━━━ Exercise input ━━━

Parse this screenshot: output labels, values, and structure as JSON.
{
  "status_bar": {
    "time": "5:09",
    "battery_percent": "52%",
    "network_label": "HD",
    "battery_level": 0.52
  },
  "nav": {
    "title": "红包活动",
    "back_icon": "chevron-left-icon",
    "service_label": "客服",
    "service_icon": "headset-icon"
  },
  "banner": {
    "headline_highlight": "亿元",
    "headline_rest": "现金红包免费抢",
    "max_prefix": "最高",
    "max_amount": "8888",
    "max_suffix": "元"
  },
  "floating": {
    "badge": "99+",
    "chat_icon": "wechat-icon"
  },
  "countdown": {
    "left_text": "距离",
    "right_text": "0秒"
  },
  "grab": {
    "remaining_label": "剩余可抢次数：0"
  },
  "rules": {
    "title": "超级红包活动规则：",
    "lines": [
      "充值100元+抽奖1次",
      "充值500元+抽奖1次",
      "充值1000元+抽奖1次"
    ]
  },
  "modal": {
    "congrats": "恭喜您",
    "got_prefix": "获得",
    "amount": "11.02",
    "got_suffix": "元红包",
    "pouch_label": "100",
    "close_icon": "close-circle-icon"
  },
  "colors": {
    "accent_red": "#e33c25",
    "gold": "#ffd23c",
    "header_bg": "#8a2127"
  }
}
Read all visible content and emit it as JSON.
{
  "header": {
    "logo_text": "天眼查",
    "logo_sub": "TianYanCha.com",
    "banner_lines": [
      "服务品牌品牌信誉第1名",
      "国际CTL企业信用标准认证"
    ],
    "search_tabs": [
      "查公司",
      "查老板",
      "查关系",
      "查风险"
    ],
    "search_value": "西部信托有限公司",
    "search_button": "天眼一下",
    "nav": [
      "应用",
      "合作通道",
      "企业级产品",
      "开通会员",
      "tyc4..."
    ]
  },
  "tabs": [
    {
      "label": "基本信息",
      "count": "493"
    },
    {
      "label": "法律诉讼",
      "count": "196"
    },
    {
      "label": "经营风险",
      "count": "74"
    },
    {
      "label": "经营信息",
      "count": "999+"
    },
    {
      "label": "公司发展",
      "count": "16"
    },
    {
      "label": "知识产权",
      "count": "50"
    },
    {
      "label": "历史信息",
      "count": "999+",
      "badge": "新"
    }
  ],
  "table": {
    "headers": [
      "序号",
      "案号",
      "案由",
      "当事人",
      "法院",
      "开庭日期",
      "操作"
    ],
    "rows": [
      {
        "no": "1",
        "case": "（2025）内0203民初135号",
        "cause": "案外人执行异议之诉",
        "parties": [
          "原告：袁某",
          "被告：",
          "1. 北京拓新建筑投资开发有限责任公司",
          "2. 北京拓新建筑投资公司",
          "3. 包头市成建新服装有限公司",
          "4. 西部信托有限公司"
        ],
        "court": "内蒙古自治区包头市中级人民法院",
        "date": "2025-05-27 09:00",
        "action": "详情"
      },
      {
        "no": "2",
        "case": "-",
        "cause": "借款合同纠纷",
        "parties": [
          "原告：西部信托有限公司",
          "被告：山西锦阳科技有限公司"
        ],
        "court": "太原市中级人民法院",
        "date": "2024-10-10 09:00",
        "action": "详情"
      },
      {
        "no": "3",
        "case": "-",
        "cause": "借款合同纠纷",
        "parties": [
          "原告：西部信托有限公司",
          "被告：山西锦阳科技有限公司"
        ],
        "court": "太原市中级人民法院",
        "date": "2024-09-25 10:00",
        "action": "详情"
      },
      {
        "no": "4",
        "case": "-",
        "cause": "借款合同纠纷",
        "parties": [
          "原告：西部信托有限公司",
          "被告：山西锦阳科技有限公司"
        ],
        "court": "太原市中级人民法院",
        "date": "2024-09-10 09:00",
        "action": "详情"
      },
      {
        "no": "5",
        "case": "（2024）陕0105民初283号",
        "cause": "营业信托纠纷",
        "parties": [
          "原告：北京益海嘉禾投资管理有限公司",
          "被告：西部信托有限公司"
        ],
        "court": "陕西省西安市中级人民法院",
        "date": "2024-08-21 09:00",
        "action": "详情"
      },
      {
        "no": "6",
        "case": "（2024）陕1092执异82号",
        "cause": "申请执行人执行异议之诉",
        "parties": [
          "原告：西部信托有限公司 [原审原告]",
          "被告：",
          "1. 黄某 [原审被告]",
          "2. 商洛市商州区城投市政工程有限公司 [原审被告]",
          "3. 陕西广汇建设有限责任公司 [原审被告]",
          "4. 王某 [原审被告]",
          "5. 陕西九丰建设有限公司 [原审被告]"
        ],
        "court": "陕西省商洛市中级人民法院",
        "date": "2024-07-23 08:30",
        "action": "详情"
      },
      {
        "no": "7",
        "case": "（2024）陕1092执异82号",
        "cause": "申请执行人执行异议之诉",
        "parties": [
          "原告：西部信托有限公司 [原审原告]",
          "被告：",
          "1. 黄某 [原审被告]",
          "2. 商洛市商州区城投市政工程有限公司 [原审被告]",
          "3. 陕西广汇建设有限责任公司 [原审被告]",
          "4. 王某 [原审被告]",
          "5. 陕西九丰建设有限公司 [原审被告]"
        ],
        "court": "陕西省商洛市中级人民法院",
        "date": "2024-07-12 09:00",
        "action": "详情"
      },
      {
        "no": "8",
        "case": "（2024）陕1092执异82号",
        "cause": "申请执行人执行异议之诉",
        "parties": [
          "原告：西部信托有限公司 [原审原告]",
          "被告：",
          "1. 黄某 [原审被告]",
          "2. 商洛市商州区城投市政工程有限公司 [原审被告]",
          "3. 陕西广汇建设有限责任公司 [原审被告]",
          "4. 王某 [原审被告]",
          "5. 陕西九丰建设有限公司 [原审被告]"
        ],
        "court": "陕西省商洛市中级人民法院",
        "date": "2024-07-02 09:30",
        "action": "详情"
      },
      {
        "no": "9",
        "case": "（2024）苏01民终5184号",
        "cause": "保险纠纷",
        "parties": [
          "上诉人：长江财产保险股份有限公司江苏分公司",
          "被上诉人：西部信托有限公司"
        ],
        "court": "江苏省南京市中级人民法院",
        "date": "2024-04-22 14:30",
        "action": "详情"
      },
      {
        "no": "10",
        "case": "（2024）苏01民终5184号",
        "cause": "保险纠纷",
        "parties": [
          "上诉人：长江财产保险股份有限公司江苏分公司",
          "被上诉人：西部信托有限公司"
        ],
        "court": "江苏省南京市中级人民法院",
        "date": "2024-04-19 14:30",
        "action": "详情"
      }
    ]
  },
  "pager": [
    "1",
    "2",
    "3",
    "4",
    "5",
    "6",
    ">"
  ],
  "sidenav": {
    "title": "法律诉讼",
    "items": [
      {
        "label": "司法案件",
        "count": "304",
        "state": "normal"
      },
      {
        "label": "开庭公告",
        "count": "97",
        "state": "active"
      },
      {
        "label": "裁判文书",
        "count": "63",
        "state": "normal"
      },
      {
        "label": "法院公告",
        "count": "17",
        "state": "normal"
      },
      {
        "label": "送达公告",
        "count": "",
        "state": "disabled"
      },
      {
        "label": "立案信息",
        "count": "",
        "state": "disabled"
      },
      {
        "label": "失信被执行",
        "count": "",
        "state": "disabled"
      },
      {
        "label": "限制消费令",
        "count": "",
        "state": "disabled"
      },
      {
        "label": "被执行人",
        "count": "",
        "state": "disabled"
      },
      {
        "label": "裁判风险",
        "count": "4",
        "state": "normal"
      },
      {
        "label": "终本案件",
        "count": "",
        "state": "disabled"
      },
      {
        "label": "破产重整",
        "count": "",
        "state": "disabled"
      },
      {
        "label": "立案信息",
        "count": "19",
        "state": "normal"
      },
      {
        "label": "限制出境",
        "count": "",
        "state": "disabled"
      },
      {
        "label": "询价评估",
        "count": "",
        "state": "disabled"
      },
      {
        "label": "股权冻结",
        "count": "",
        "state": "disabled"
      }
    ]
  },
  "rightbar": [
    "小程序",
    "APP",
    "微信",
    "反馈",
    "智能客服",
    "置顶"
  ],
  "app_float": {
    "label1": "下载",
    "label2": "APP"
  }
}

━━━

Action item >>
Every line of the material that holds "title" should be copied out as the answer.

Response area >>
    "title": "红包活动",
    "title": "超级红包活动规则：",
    "title": "法律诉讼",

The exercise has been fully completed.